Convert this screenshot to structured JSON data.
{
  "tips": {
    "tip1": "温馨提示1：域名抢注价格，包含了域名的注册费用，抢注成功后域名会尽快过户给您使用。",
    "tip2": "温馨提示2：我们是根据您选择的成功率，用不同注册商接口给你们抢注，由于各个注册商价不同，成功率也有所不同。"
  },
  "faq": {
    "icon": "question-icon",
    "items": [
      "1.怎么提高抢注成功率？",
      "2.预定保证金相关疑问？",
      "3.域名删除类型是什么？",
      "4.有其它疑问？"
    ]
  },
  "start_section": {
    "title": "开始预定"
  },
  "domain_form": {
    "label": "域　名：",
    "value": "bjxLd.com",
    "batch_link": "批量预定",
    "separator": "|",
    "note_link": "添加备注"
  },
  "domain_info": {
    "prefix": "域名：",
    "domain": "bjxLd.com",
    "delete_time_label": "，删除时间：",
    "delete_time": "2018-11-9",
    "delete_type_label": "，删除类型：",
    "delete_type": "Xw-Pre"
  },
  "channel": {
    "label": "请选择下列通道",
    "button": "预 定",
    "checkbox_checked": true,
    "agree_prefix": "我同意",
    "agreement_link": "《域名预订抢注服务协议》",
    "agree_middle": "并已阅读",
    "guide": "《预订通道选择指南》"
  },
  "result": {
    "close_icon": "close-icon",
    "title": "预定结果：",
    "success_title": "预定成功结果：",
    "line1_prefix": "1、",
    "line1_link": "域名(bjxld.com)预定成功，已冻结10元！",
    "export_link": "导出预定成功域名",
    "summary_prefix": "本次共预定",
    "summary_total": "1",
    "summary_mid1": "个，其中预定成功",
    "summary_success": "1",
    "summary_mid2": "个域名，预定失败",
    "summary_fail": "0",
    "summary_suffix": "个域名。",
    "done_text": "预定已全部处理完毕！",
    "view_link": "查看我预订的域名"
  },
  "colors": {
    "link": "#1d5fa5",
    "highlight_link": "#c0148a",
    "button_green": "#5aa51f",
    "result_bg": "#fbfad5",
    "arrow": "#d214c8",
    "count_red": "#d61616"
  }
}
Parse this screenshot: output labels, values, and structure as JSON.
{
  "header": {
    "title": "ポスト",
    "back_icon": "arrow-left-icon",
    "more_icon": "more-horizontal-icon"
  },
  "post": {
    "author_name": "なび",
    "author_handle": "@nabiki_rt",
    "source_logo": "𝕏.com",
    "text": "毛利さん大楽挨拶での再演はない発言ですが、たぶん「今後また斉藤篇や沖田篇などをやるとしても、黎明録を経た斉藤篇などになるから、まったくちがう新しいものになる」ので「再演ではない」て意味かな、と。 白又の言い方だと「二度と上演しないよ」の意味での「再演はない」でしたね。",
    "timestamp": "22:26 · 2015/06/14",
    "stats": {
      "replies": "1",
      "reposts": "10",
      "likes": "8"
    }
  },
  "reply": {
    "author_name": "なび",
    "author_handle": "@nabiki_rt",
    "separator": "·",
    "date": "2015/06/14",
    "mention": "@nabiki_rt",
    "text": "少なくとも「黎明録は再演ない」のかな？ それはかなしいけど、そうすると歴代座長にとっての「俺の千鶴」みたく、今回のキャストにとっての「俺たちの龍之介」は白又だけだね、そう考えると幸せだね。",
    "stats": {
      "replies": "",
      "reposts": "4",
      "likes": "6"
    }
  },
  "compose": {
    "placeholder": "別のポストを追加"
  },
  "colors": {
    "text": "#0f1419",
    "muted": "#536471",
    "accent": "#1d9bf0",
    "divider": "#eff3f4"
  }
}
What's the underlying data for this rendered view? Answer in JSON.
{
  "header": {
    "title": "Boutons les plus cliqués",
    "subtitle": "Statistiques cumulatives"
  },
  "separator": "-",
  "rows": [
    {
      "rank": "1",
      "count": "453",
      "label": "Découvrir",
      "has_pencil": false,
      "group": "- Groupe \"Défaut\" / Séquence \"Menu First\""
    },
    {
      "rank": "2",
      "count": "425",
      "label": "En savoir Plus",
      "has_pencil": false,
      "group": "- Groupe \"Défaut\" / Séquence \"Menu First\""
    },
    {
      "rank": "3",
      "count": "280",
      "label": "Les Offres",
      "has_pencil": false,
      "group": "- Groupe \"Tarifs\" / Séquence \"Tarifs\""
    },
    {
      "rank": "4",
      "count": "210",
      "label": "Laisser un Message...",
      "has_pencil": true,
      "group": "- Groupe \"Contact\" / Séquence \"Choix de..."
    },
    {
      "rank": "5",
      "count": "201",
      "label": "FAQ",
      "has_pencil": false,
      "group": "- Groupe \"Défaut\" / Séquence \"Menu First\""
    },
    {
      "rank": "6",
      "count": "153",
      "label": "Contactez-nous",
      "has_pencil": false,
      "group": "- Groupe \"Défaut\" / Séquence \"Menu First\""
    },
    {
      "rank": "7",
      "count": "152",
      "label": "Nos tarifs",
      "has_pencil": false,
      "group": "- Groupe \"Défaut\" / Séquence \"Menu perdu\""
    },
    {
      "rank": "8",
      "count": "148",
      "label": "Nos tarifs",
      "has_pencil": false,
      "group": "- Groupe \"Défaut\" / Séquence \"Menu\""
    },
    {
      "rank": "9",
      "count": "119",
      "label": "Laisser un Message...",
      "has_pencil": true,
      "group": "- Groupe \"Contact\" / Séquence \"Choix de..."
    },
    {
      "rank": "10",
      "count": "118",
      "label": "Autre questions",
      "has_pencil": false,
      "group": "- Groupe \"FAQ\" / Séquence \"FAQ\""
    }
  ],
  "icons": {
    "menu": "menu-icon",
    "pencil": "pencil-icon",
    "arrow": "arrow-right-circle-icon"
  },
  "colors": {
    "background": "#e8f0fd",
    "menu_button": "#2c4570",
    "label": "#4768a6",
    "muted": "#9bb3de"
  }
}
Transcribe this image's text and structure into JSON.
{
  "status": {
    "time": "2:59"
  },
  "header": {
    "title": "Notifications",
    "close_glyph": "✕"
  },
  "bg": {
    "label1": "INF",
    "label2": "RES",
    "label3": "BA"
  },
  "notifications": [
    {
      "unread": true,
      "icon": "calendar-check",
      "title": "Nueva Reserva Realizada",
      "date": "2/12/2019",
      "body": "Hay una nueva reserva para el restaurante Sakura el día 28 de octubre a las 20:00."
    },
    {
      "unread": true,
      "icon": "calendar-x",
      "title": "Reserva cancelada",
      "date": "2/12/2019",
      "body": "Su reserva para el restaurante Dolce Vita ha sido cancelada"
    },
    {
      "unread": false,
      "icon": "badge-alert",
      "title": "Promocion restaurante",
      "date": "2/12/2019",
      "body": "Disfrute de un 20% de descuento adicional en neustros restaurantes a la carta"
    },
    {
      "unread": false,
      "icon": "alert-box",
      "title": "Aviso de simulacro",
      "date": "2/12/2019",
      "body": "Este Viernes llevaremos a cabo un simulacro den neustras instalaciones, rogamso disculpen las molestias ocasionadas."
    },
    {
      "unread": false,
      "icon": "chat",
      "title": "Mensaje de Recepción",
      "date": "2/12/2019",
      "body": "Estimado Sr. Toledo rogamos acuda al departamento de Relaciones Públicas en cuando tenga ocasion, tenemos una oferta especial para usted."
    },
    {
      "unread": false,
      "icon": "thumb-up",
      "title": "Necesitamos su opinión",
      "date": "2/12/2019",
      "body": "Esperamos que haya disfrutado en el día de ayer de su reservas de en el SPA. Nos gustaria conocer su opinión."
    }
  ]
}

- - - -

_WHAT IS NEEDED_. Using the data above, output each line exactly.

_WRITTEN SOLUTION_.
Convert this screenshot to structured JSON data.
{
  "tips": {
    "tip1": "温馨提示1：域名抢注价格，包含了域名的注册费用，抢注成功后域名会尽快过户给您使用。",
    "tip2": "温馨提示2：我们是根据您选择的成功率，用不同注册商接口给你们抢注，由于各个注册商价不同，成功率也有所不同。"
  },
  "faq": {
    "icon": "question-icon",
    "items": [
      "1.怎么提高抢注成功率？",
      "2.预定保证金相关疑问？",
      "3.域名删除类型是什么？",
      "4.有其它疑问？"
    ]
  },
  "start_section": {
    "title": "开始预定"
  },
  "domain_form": {
    "label": "域　名：",
    "value": "bjxLd.com",
    "batch_link": "批量预定",
    "separator": "|",
    "note_link": "添加备注"
  },
  "domain_info": {
    "prefix": "域名：",
    "domain": "bjxLd.com",
    "delete_time_label": "，删除时间：",
    "delete_time": "2018-11-9",
    "delete_type_label": "，删除类型：",
    "delete_type": "Xw-Pre"
  },
  "channel": {
    "label": "请选择下列通道",
    "button": "预 定",
    "checkbox_checked": true,
    "agree_prefix": "我同意",
    "agreement_link": "《域名预订抢注服务协议》",
    "agree_middle": "并已阅读",
    "guide": "《预订通道选择指南》"
  },
  "result": {
    "close_icon": "close-icon",
    "title": "预定结果：",
    "success_title": "预定成功结果：",
    "line1_prefix": "1、",
    "line1_link": "域名(bjxld.com)预定成功，已冻结10元！",
    "export_link": "导出预定成功域名",
    "summary_prefix": "本次共预定",
    "summary_total": "1",
    "summary_mid1": "个，其中预定成功",
    "summary_success": "1",
    "summary_mid2": "个域名，预定失败",
    "summary_fail": "0",
    "summary_suffix": "个域名。",
    "done_text": "预定已全部处理完毕！",
    "view_link": "查看我预订的域名"
  },
  "colors": {
    "link": "#1d5fa5",
    "highlight_link": "#c0148a",
    "button_green": "#5aa51f",
    "result_bg": "#fbfad5",
    "arrow": "#d214c8",
    "count_red": "#d61616"
  }
}
Parse this screenshot: output labels, values, and structure as JSON.
{
  "header": {
    "title": "ポスト",
    "back_icon": "arrow-left-icon",
    "more_icon": "more-horizontal-icon"
  },
  "post": {
    "author_name": "なび",
    "author_handle": "@nabiki_rt",
    "source_logo": "𝕏.com",
    "text": "毛利さん大楽挨拶での再演はない発言ですが、たぶん「今後また斉藤篇や沖田篇などをやるとしても、黎明録を経た斉藤篇などになるから、まったくちがう新しいものになる」ので「再演ではない」て意味かな、と。 白又の言い方だと「二度と上演しないよ」の意味での「再演はない」でしたね。",
    "timestamp": "22:26 · 2015/06/14",
    "stats": {
      "replies": "1",
      "reposts": "10",
      "likes": "8"
    }
  },
  "reply": {
    "author_name": "なび",
    "author_handle": "@nabiki_rt",
    "separator": "·",
    "date": "2015/06/14",
    "mention": "@nabiki_rt",
    "text": "少なくとも「黎明録は再演ない」のかな？ それはかなしいけど、そうすると歴代座長にとっての「俺の千鶴」みたく、今回のキャストにとっての「俺たちの龍之介」は白又だけだね、そう考えると幸せだね。",
    "stats": {
      "replies": "",
      "reposts": "4",
      "likes": "6"
    }
  },
  "compose": {
    "placeholder": "別のポストを追加"
  },
  "colors": {
    "text": "#0f1419",
    "muted": "#536471",
    "accent": "#1d9bf0",
    "divider": "#eff3f4"
  }
}
What's the underlying data for this rendered view? Answer in JSON.
{
  "header": {
    "title": "Boutons les plus cliqués",
    "subtitle": "Statistiques cumulatives"
  },
  "separator": "-",
  "rows": [
    {
      "rank": "1",
      "count": "453",
      "label": "Découvrir",
      "has_pencil": false,
      "group": "- Groupe \"Défaut\" / Séquence \"Menu First\""
    },
    {
      "rank": "2",
      "count": "425",
      "label": "En savoir Plus",
      "has_pencil": false,
      "group": "- Groupe \"Défaut\" / Séquence \"Menu First\""
    },
    {
      "rank": "3",
      "count": "280",
      "label": "Les Offres",
      "has_pencil": false,
      "group": "- Groupe \"Tarifs\" / Séquence \"Tarifs\""
    },
    {
      "rank": "4",
      "count": "210",
      "label": "Laisser un Message...",
      "has_pencil": true,
      "group": "- Groupe \"Contact\" / Séquence \"Choix de..."
    },
    {
      "rank": "5",
      "count": "201",
      "label": "FAQ",
      "has_pencil": false,
      "group": "- Groupe \"Défaut\" / Séquence \"Menu First\""
    },
    {
      "rank": "6",
      "count": "153",
      "label": "Contactez-nous",
      "has_pencil": false,
      "group": "- Groupe \"Défaut\" / Séquence \"Menu First\""
    },
    {
      "rank": "7",
      "count": "152",
      "label": "Nos tarifs",
      "has_pencil": false,
      "group": "- Groupe \"Défaut\" / Séquence \"Menu perdu\""
    },
    {
      "rank": "8",
      "count": "148",
      "label": "Nos tarifs",
      "has_pencil": false,
      "group": "- Groupe \"Défaut\" / Séquence \"Menu\""
    },
    {
      "rank": "9",
      "count": "119",
      "label": "Laisser un Message...",
      "has_pencil": true,
      "group": "- Groupe \"Contact\" / Séquence \"Choix de..."
    },
    {
      "rank": "10",
      "count": "118",
      "label": "Autre questions",
      "has_pencil": false,
      "group": "- Groupe \"FAQ\" / Séquence \"FAQ\""
    }
  ],
  "icons": {
    "menu": "menu-icon",
    "pencil": "pencil-icon",
    "arrow": "arrow-right-circle-icon"
  },
  "colors": {
    "background": "#e8f0fd",
    "menu_button": "#2c4570",
    "label": "#4768a6",
    "muted": "#9bb3de"
  }
}
Transcribe this image's text and structure into JSON.
{
  "status": {
    "time": "2:59"
  },
  "header": {
    "title": "Notifications",
    "close_glyph": "✕"
  },
  "bg": {
    "label1": "INF",
    "label2": "RES",
    "label3": "BA"
  },
  "notifications": [
    {
      "unread": true,
      "icon": "calendar-check",
      "title": "Nueva Reserva Realizada",
      "date": "2/12/2019",
      "body": "Hay una nueva reserva para el restaurante Sakura el día 28 de octubre a las 20:00."
    },
    {
      "unread": true,
      "icon": "calendar-x",
      "title": "Reserva cancelada",
      "date": "2/12/2019",
      "body": "Su reserva para el restaurante Dolce Vita ha sido cancelada"
    },
    {
      "unread": false,
      "icon": "badge-alert",
      "title": "Promocion restaurante",
      "date": "2/12/2019",
      "body": "Disfrute de un 20% de descuento adicional en neustros restaurantes a la carta"
    },
    {
      "unread": false,
      "icon": "alert-box",
      "title": "Aviso de simulacro",
      "date": "2/12/2019",
      "body": "Este Viernes llevaremos a cabo un simulacro den neustras instalaciones, rogamso disculpen las molestias ocasionadas."
    },
    {
      "unread": false,
      "icon": "chat",
      "title": "Mensaje de Recepción",
      "date": "2/12/2019",
      "body": "Estimado Sr. Toledo rogamos acuda al departamento de Relaciones Públicas en cuando tenga ocasion, tenemos una oferta especial para usted."
    },
    {
      "unread": false,
      "icon": "thumb-up",
      "title": "Necesitamos su opinión",
      "date": "2/12/2019",
      "body": "Esperamos que haya disfrutado en el día de ayer de su reservas de en el SPA. Nos gustaria conocer su opinión."
    }
  ]
}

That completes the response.